    Over at Hooded Utilitarian this week, there’s been an interesting discussion of Orientalism in comics, prompted by the publication of Craig Thompson’s mammoth graphic novel Habibi. It’s an interesting issue and one that warrants attention like Nadim Damluji gave it here, but several HU writers’ sensitivity to offensive material — mostly racist or xenophobic in nature, but to an extent also sexism — is turning a bit predictable. There’s a tendency there to conflate ethics and aesthetics, which is threatening to make a contentious and thought-provoking site something it never was: boring.

    One of the sad consequences of this is that the good tends to get more attention than the better. Ng Suat Tong wrote an intelligent, but rather strongly-worded piece on Habibi, which irked cartoonist Eddie Campbell so that he raised the issue of decency in criticism on his blog. I understand and sympathize with this reaction, but don’t really agree with it — sometimes harsh language is the right way to go for a critic, although I’m not sure it was in this case. Anyway, this is my very long-winded way of calling attention to Suat’s other, and far superior recent piece at HU, an essay on Anders Nilsen’s Big Questions — one of the most interesting comics releases this year. So far it has netted all of four comments, and presumably far fewer readers, than the one on Habibi. I wish people would pay more attention to this kind of writing, even if it doesn’t push the hot buttons in the same way.

    All right, with that out of the way, here’s some other interesting stuff I came across this week:

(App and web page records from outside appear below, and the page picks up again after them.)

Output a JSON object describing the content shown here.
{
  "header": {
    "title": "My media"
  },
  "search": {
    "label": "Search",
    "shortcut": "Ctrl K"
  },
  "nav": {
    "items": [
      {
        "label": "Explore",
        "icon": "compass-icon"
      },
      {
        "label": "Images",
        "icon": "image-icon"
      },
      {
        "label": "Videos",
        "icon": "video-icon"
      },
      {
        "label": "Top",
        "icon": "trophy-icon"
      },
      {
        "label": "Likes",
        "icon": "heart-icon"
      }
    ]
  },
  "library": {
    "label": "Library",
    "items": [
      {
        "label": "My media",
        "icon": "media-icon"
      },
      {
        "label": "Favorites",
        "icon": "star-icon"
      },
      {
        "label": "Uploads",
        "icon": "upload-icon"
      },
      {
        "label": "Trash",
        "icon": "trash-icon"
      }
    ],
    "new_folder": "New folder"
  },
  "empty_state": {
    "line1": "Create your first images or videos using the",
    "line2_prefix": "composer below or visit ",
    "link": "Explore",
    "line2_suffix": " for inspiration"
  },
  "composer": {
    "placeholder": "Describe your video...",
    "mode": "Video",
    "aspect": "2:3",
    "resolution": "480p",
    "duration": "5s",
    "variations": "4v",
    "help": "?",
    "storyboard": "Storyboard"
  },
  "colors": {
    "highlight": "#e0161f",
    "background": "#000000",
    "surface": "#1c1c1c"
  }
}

  • Alex Pappademas on DC’s New 52. The best piece I seen so far on DC’s succesful new bottling of their old, stale wine. Hilarious and informative, even — I think — to readers unfamiliar with the minutiae of mainstream American comics publishing.
  • Jeffrey Kurtzman on the crisis of the humanities. A professor of musicology and recent visiting professor at Aarhus University, Kurtzman writes passionately and cogently the rise of theory and the devaluation of high culture in contemporary Western society. Highly recommended. (Via).